“He kissed me goodbye and hugged me,” she said.

The last time Shaw spoke to her son was just before Valentine’s Day. She asked how he was spending his monthly allowance and told him to make sure to buy a Valentine’s Day gift for Thomas.

“I was so busy, I didn’t get to send him anything,” she said. “I told him, you’re too old for mommy to send you anything for Valentine’s Day, but Thomas is not. He’s probably gonna need Valentine’s Day cards to pass out at school; make sure you get him those.”

Shaw, a tall, imposing woman with shoulder-length black hair and soft, brown eyes, smiled broadly as she talked about Jamiel, about how he loved to ride the ponies at Griffith Park when he was a boy and how, as he grew older, all the girls loved him.

But when she talked about the men who killed Jamiel, the smile vanished.

“I’m angry. I’m mad,” she said. “At Jamiel’s school, they were talking about how another child not too long ago lost his life. How many kids have to lose their life?”
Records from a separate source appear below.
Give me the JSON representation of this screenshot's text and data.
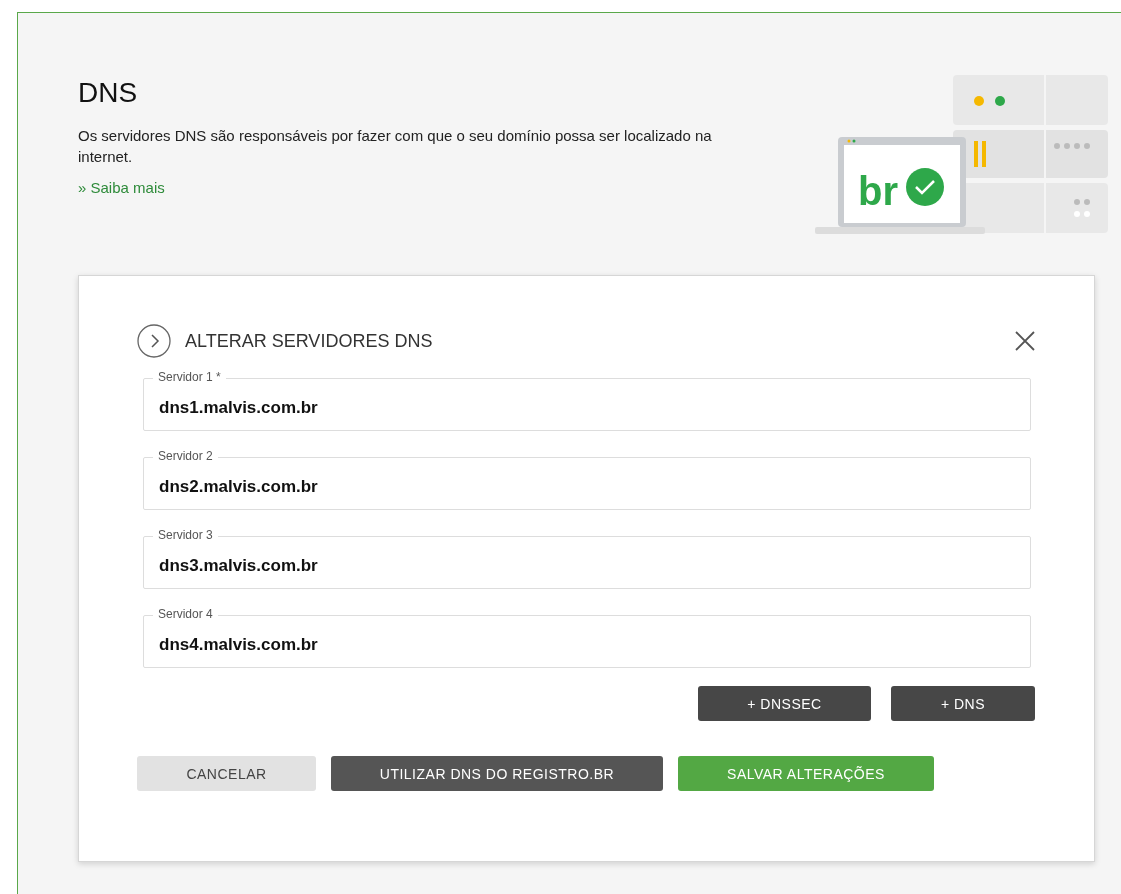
{
  "header": {
    "title": "DNS",
    "description": "Os servidores DNS são responsáveis por fazer com que o seu domínio possa ser localizado na internet.",
    "link": "» Saiba mais",
    "illustration_logo": "br"
  },
  "panel": {
    "title": "ALTERAR SERVIDORES DNS",
    "fields": [
      {
        "label": "Servidor 1 *",
        "value": "dns1.malvis.com.br"
      },
      {
        "label": "Servidor 2",
        "value": "dns2.malvis.com.br"
      },
      {
        "label": "Servidor 3",
        "value": "dns3.malvis.com.br"
      },
      {
        "label": "Servidor 4",
        "value": "dns4.malvis.com.br"
      }
    ],
    "add_buttons": [
      "+ DNSSEC",
      "+ DNS"
    ],
    "actions": [
      {
        "label": "CANCELAR",
        "kind": "secondary"
      },
      {
        "label": "UTILIZAR DNS DO REGISTRO.BR",
        "kind": "dark"
      },
      {
        "label": "SALVAR ALTERAÇÕES",
        "kind": "primary"
      }
    ]
  }
}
Shaw wondered aloud if there is a difference between the war she’s fighting in the Middle East and the one Americans face at home.

“The only thing is we don’t have sand and dirt flying all around,” she said. “But we have the bullets.”

She paused, then continued: “I don’t know if I can say this with me being in the military, but we need to be cleaning up the streets of the United States instead of cleaning up Iraq.”

Shaw checked herself. “I better stop,” she said.